- Source material -
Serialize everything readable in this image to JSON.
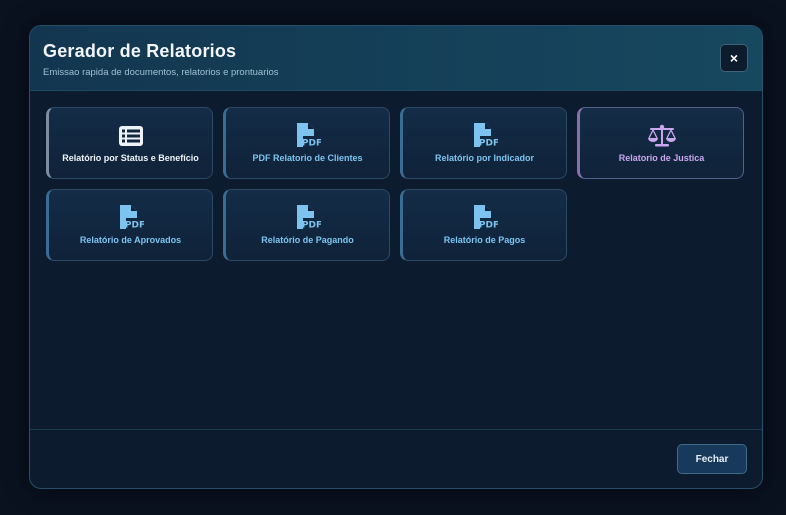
{
  "modal": {
    "title": "Gerador de Relatorios",
    "subtitle": "Emissao rapida de documentos, relatorios e prontuarios",
    "close_label": "×"
  },
  "reports": [
    {
      "label": "Relatório por Status e Benefício",
      "icon": "list-icon",
      "accent": "#eef3f8"
    },
    {
      "label": "PDF Relatorio de Clientes",
      "icon": "pdf-file-icon",
      "accent": "#7cc4ef"
    },
    {
      "label": "Relatório por Indicador",
      "icon": "pdf-file-icon",
      "accent": "#7cc4ef"
    },
    {
      "label": "Relatorio de Justica",
      "icon": "scale-icon",
      "accent": "#c9a6ee"
    },
    {
      "label": "Relatório de Aprovados",
      "icon": "pdf-file-icon",
      "accent": "#7cc4ef"
    },
    {
      "label": "Relatório de Pagando",
      "icon": "pdf-file-icon",
      "accent": "#7cc4ef"
    },
    {
      "label": "Relatório de Pagos",
      "icon": "pdf-file-icon",
      "accent": "#7cc4ef"
    }
  ],
  "footer": {
    "close_button": "Fechar"
  },
  "icon_text": {
    "pdf": "PDF"
  }
}
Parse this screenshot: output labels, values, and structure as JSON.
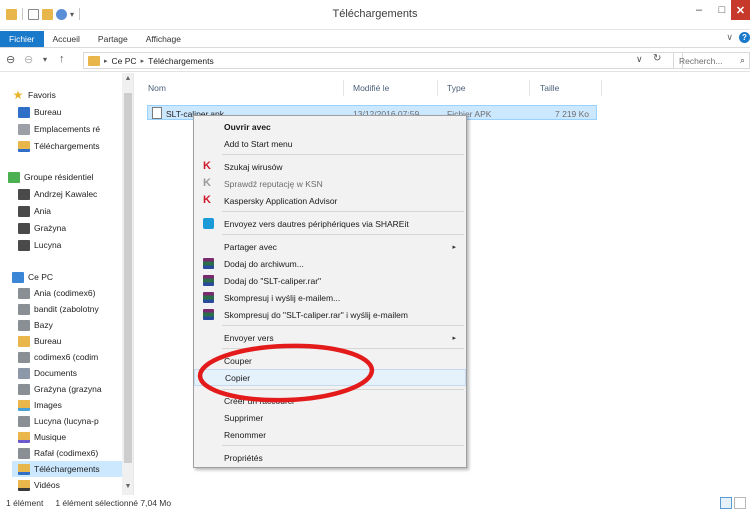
{
  "window": {
    "title": "Téléchargements",
    "min": "–",
    "max": "□",
    "close": "✕"
  },
  "ribbon": {
    "tabs": [
      "Fichier",
      "Accueil",
      "Partage",
      "Affichage"
    ],
    "expand": "∨",
    "help": "?"
  },
  "nav": {
    "back": "⊖",
    "forward": "⊖",
    "recent": "▾",
    "up": "↑",
    "path": [
      "Ce PC",
      "Téléchargements"
    ],
    "path_sep": "▸",
    "dropdown": "∨",
    "refresh": "↻",
    "search_placeholder": "Recherch...",
    "search_icon": "⌕"
  },
  "sidebar": {
    "items": [
      {
        "label": "Favoris",
        "icon": "star-icon"
      },
      {
        "label": "Bureau",
        "icon": "desktop-icon"
      },
      {
        "label": "Emplacements ré",
        "icon": "recent-places-icon"
      },
      {
        "label": "Téléchargements",
        "icon": "download-folder-icon"
      },
      {
        "label": "Groupe résidentiel",
        "icon": "homegroup-icon"
      },
      {
        "label": "Andrzej Kawalec",
        "icon": "user-icon"
      },
      {
        "label": "Ania",
        "icon": "user-icon"
      },
      {
        "label": "Grażyna",
        "icon": "user-icon"
      },
      {
        "label": "Lucyna",
        "icon": "user-icon"
      },
      {
        "label": "Ce PC",
        "icon": "computer-icon"
      },
      {
        "label": "Ania (codimex6)",
        "icon": "network-drive-icon"
      },
      {
        "label": "bandit (zabolotny",
        "icon": "network-drive-icon"
      },
      {
        "label": "Bazy",
        "icon": "network-drive-icon"
      },
      {
        "label": "Bureau",
        "icon": "folder-icon"
      },
      {
        "label": "codimex6 (codim",
        "icon": "network-drive-icon"
      },
      {
        "label": "Documents",
        "icon": "documents-icon"
      },
      {
        "label": "Grażyna (grazyna",
        "icon": "network-drive-icon"
      },
      {
        "label": "Images",
        "icon": "pictures-icon"
      },
      {
        "label": "Lucyna (lucyna-p",
        "icon": "network-drive-icon"
      },
      {
        "label": "Musique",
        "icon": "music-icon"
      },
      {
        "label": "Rafał (codimex6)",
        "icon": "network-drive-icon"
      },
      {
        "label": "Téléchargements",
        "icon": "download-folder-icon"
      },
      {
        "label": "Vidéos",
        "icon": "videos-icon"
      }
    ]
  },
  "columns": {
    "name": "Nom",
    "modified": "Modifié le",
    "type": "Type",
    "size": "Taille"
  },
  "file": {
    "name": "SLT-caliper.apk",
    "modified": "13/12/2016 07:59",
    "type": "Fichier APK",
    "size": "7 219 Ko"
  },
  "context_menu": {
    "items": [
      {
        "label": "Ouvrir avec"
      },
      {
        "label": "Add to Start menu"
      },
      {
        "label": "Szukaj wirusów"
      },
      {
        "label": "Sprawdź reputację w KSN"
      },
      {
        "label": "Kaspersky Application Advisor"
      },
      {
        "label": "Envoyez vers dautres périphériques via SHAREit"
      },
      {
        "label": "Partager avec"
      },
      {
        "label": "Dodaj do archiwum..."
      },
      {
        "label": "Dodaj do \"SLT-caliper.rar\""
      },
      {
        "label": "Skompresuj i wyślij e-mailem..."
      },
      {
        "label": "Skompresuj do \"SLT-caliper.rar\" i wyślij e-mailem"
      },
      {
        "label": "Envoyer vers"
      },
      {
        "label": "Couper"
      },
      {
        "label": "Copier"
      },
      {
        "label": "Créer un raccourci"
      },
      {
        "label": "Supprimer"
      },
      {
        "label": "Renommer"
      },
      {
        "label": "Propriétés"
      }
    ],
    "submenu_arrow": "▸",
    "kaspersky_glyph": "K",
    "highlight_color": "#e5f1fb",
    "annotation_color": "#e31b1b"
  },
  "status": {
    "count": "1 élément",
    "selection": "1 élément sélectionné  7,04 Mo"
  },
  "colors": {
    "file_tab": "#1979ca",
    "selection": "#cce8ff",
    "close_button": "#c7392b"
  }
}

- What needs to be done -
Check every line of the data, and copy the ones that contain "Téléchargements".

- Response to this task -
    "title": "Téléchargements",
      "Téléchargements"
        "label": "Téléchargements",
        "label": "Téléchargements",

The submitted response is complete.